- _ACTIVITY_: Filter this material down to the lines that hold "Medizin", copying each one.

"""

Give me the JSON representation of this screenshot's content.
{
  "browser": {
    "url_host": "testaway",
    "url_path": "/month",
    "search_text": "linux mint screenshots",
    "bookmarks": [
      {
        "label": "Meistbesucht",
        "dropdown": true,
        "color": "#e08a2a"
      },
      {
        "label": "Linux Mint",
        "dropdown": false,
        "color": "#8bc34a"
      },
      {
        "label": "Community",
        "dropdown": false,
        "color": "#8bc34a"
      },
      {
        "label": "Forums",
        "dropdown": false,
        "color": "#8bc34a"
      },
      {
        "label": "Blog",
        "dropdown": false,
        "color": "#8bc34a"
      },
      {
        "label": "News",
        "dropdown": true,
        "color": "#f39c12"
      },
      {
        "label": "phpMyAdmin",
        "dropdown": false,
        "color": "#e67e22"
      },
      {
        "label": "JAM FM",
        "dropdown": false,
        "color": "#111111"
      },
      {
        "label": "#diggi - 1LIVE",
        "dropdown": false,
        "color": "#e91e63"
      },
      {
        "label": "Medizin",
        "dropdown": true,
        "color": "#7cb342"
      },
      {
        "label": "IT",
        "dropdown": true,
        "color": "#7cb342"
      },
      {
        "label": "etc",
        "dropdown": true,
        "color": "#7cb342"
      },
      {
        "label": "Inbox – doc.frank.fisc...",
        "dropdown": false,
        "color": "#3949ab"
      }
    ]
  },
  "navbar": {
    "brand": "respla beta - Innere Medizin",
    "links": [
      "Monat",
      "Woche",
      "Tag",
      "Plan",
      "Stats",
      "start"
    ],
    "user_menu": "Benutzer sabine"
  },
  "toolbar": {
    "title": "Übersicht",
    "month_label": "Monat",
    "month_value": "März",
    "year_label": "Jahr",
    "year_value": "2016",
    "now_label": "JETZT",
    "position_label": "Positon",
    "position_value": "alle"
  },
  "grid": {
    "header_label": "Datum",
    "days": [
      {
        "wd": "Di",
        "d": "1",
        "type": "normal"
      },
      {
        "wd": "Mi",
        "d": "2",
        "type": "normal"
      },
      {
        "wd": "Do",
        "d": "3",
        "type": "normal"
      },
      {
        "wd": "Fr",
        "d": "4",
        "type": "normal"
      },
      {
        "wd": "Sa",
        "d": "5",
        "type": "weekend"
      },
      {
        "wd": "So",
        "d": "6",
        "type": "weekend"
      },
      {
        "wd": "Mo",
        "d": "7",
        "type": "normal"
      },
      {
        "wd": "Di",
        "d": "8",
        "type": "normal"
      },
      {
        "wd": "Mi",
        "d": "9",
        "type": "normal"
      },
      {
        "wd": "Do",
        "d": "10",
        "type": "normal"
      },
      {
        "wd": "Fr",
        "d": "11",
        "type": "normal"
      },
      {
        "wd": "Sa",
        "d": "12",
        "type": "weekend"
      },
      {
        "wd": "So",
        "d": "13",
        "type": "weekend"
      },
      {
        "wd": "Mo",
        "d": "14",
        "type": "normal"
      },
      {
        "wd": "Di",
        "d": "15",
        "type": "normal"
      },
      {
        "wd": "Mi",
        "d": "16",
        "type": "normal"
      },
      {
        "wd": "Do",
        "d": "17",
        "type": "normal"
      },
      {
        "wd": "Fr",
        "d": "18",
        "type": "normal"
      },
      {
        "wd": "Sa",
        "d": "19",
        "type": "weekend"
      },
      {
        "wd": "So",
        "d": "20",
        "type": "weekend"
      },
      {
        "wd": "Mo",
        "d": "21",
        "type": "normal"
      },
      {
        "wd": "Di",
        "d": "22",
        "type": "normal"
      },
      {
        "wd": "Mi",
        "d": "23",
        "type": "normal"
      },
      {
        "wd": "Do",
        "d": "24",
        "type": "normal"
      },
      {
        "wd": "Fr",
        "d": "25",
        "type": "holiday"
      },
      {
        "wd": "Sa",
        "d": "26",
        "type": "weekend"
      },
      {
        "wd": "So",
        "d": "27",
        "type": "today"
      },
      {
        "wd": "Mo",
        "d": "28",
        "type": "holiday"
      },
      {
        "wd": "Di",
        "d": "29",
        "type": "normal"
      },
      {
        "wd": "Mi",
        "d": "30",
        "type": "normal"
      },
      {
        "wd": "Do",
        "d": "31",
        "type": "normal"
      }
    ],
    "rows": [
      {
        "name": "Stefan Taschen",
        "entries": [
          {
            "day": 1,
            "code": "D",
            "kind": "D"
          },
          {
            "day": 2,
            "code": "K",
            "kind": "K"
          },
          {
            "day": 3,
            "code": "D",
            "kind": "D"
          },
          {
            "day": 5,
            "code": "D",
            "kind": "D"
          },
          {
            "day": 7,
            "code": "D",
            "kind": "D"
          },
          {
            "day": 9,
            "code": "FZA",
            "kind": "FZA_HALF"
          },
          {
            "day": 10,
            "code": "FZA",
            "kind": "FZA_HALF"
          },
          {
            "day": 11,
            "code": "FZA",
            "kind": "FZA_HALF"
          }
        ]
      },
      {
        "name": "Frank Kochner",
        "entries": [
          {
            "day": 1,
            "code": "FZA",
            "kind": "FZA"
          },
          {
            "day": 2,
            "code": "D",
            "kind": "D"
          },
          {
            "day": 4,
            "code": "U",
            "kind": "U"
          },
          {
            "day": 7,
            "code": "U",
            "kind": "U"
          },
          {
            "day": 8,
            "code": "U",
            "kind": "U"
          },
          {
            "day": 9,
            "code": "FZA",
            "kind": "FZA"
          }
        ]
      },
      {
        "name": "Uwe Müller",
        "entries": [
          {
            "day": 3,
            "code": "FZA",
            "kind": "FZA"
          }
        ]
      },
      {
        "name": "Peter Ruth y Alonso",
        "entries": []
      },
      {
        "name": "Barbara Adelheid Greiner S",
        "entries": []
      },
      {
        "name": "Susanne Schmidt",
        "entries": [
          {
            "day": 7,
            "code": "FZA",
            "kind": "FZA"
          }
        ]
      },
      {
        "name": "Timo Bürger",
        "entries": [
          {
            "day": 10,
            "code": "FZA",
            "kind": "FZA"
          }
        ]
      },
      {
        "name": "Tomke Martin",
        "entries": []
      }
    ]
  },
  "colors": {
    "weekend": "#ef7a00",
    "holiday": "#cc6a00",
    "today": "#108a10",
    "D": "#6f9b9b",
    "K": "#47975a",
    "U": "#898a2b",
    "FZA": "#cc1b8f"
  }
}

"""

- _REPLY TO THE TASK_:
        "label": "Medizin",
    "brand": "respla beta - Innere Medizin",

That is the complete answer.